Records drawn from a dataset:
+ + +

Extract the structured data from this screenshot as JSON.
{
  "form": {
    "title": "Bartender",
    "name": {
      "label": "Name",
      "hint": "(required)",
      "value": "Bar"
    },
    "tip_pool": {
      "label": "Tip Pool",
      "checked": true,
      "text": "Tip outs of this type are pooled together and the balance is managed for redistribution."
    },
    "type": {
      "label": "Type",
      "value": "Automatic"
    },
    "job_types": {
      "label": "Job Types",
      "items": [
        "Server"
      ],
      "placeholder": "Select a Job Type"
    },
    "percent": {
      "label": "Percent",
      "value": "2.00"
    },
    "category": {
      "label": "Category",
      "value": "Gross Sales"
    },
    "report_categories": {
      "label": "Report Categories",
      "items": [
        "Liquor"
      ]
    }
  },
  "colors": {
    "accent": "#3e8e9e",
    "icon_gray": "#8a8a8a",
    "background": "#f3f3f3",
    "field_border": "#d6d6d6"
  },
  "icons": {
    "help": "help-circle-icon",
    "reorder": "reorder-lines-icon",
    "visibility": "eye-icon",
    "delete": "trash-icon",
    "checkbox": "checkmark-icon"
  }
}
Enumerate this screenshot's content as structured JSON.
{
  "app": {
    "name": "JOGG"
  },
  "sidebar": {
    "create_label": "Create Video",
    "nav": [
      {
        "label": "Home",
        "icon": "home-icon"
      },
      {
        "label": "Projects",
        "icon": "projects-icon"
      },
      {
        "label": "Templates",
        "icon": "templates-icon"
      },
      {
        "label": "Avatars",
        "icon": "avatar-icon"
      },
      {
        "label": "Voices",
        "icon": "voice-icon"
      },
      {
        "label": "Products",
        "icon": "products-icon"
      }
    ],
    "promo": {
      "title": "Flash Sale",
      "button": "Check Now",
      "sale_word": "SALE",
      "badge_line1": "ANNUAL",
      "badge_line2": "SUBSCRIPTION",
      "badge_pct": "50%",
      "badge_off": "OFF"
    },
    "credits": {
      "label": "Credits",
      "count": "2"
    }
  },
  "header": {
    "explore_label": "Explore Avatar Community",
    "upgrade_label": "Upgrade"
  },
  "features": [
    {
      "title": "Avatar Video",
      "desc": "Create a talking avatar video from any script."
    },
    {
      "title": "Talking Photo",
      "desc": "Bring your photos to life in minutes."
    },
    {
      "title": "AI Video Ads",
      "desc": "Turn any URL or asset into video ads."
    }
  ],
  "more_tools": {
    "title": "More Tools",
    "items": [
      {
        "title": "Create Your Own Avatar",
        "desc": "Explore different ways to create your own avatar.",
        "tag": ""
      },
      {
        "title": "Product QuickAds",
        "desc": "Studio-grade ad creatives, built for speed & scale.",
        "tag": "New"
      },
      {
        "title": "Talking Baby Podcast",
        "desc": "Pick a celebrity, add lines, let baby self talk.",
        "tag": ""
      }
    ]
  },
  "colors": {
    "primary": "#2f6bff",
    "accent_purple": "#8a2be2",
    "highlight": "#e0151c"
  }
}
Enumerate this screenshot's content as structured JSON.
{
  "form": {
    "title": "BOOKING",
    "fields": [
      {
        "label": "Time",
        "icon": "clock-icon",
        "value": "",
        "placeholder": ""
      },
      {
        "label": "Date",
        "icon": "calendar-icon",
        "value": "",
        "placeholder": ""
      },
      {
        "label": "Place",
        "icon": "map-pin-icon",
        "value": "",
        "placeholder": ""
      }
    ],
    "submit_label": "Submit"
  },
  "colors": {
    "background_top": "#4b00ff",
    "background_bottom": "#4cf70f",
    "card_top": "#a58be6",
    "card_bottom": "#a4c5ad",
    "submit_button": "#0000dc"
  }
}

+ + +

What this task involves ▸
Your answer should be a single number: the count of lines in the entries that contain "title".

Your solution ▸
10